▼▼▼

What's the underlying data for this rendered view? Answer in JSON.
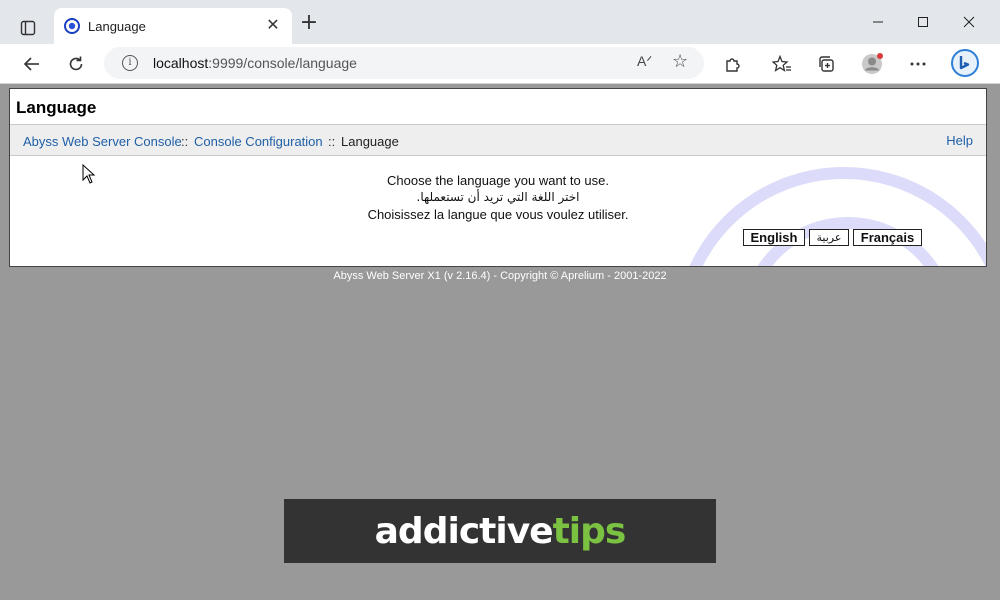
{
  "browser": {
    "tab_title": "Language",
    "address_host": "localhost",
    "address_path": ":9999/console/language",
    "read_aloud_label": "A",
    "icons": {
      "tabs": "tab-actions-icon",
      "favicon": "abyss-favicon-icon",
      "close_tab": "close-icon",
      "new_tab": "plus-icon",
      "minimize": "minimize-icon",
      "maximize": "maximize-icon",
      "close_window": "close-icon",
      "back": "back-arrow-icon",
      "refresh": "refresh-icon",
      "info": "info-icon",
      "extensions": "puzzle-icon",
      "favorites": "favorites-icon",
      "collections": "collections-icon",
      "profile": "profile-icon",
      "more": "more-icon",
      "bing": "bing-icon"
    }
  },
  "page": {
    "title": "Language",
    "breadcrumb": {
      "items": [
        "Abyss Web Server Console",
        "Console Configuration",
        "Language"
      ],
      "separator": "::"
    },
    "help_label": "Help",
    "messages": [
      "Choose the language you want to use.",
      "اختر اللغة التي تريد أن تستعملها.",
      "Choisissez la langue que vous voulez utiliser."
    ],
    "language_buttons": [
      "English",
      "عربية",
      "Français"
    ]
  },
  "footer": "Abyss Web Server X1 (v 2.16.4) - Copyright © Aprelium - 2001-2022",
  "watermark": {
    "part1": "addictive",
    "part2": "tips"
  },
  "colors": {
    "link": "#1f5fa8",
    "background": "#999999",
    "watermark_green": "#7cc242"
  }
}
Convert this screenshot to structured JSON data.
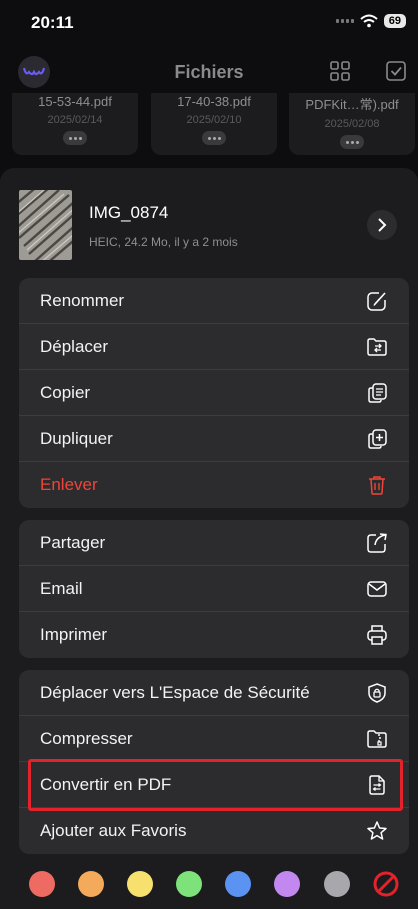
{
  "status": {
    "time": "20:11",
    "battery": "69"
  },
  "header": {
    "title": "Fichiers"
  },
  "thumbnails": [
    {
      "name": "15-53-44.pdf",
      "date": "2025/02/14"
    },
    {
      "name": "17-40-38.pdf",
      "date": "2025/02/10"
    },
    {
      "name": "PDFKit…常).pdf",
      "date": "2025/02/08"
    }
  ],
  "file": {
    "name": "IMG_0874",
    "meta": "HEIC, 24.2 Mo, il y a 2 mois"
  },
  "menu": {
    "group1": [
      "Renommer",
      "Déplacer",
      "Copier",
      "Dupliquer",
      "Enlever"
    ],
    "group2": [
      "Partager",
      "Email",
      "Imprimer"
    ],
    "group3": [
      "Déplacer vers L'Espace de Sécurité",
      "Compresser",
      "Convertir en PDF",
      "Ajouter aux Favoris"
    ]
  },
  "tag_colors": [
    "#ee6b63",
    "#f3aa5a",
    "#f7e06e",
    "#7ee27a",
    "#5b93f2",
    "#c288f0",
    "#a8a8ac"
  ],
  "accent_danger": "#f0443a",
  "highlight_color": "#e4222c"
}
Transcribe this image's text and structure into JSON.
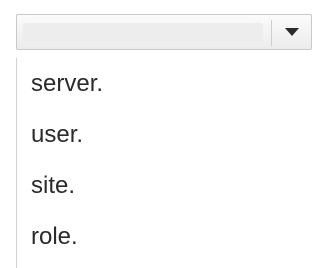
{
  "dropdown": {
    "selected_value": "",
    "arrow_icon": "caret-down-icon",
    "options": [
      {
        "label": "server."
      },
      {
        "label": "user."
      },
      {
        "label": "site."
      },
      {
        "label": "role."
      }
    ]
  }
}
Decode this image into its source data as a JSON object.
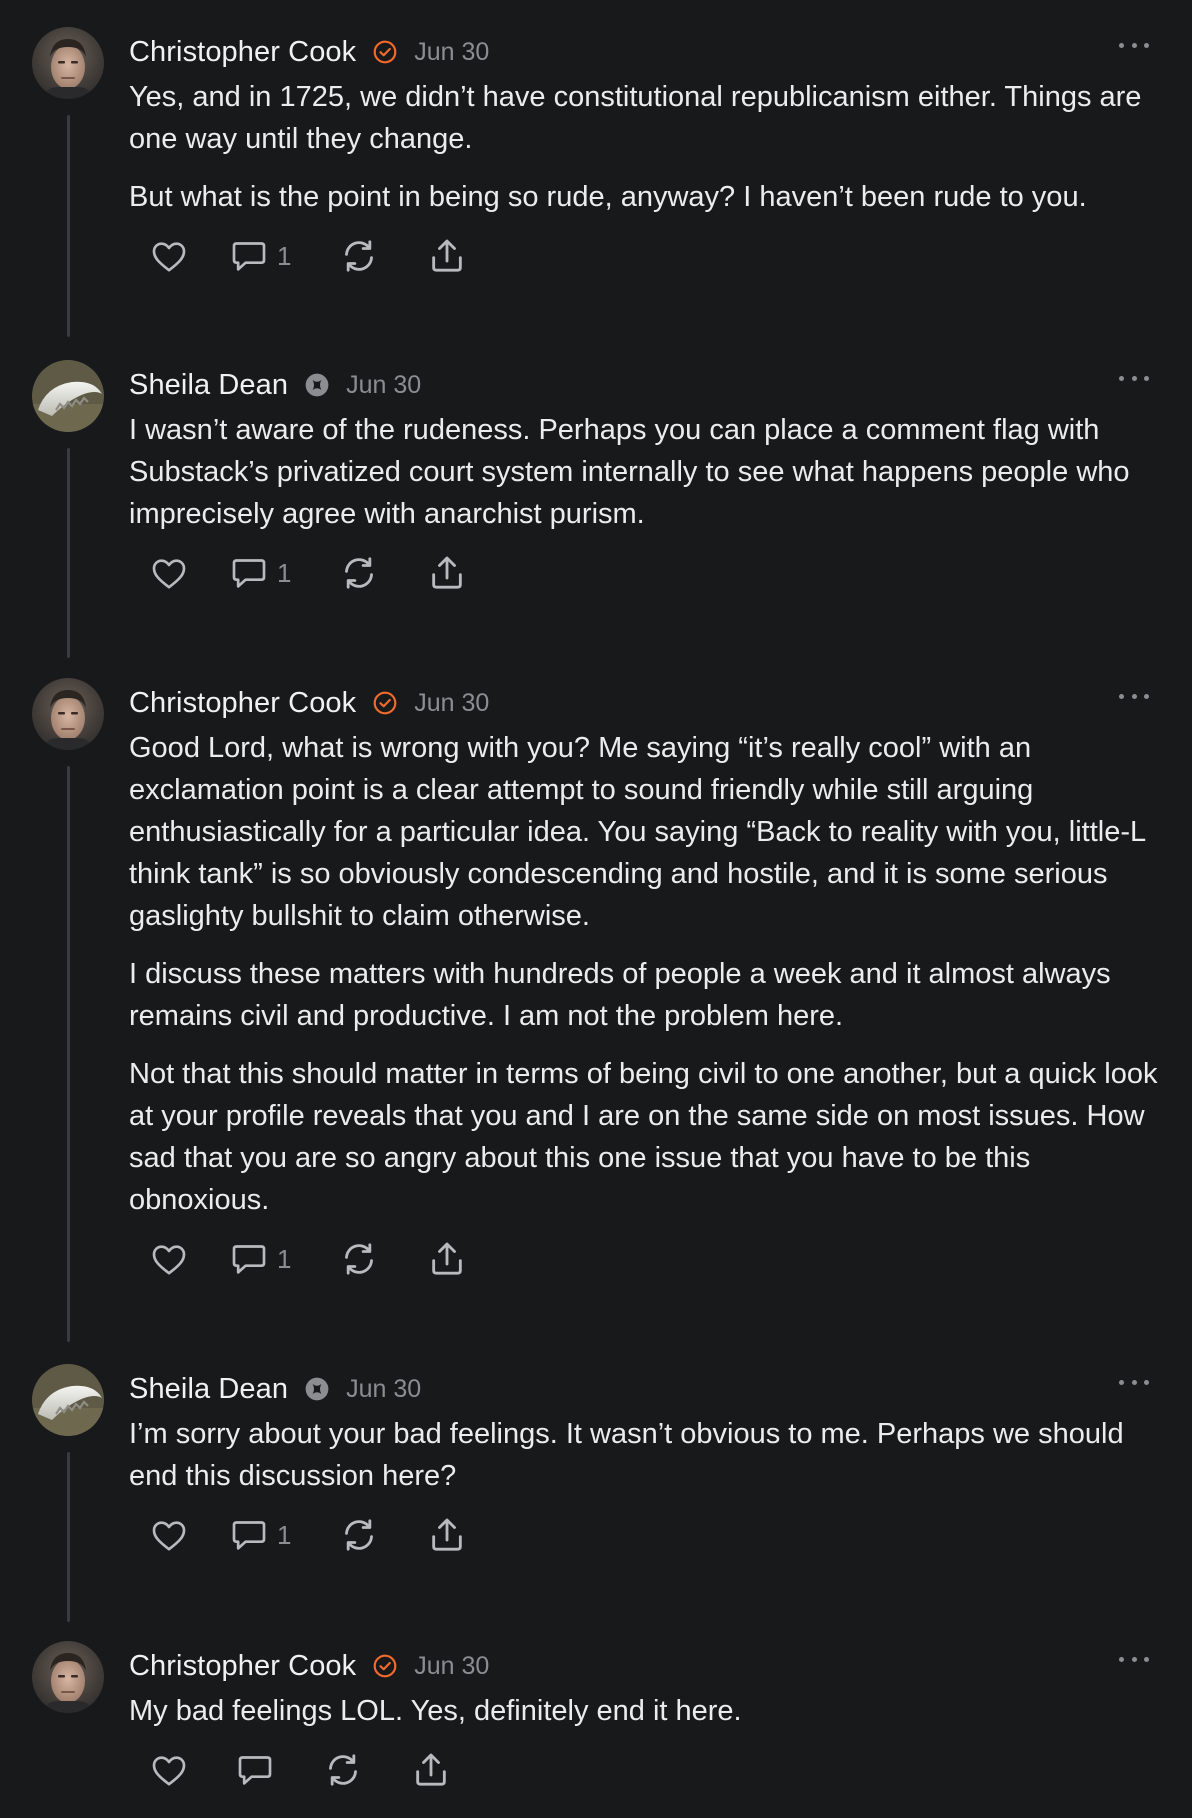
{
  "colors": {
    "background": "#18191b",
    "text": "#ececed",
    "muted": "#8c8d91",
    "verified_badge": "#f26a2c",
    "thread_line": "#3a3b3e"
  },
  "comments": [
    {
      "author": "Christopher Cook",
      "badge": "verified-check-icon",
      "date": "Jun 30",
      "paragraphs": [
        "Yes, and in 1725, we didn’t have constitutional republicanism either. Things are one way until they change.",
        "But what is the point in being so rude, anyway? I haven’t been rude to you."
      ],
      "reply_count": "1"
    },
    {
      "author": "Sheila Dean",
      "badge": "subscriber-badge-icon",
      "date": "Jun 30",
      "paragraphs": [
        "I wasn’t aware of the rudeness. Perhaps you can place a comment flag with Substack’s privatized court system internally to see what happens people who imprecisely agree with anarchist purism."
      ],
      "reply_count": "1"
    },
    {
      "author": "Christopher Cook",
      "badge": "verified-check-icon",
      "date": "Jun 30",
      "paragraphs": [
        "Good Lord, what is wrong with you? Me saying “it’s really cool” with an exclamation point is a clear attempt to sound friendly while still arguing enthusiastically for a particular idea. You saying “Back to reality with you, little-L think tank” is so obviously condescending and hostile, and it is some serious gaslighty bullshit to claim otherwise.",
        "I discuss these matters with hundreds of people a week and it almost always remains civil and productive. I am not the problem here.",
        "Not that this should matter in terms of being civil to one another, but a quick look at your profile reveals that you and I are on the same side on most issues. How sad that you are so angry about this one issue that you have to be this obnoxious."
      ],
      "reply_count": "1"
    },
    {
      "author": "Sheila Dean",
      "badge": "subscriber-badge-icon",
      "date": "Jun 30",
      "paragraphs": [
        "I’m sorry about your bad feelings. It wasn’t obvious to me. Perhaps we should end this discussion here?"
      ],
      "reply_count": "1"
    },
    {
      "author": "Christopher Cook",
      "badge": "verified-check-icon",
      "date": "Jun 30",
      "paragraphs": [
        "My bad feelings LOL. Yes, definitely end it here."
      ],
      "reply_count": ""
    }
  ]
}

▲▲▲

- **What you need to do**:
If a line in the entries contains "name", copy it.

- **Output of the task**:
      "name": "15-53-44.pdf",
      "name": "17-40-38.pdf",
      "name": "PDFKit…常).pdf",
    "name": "IMG_0874",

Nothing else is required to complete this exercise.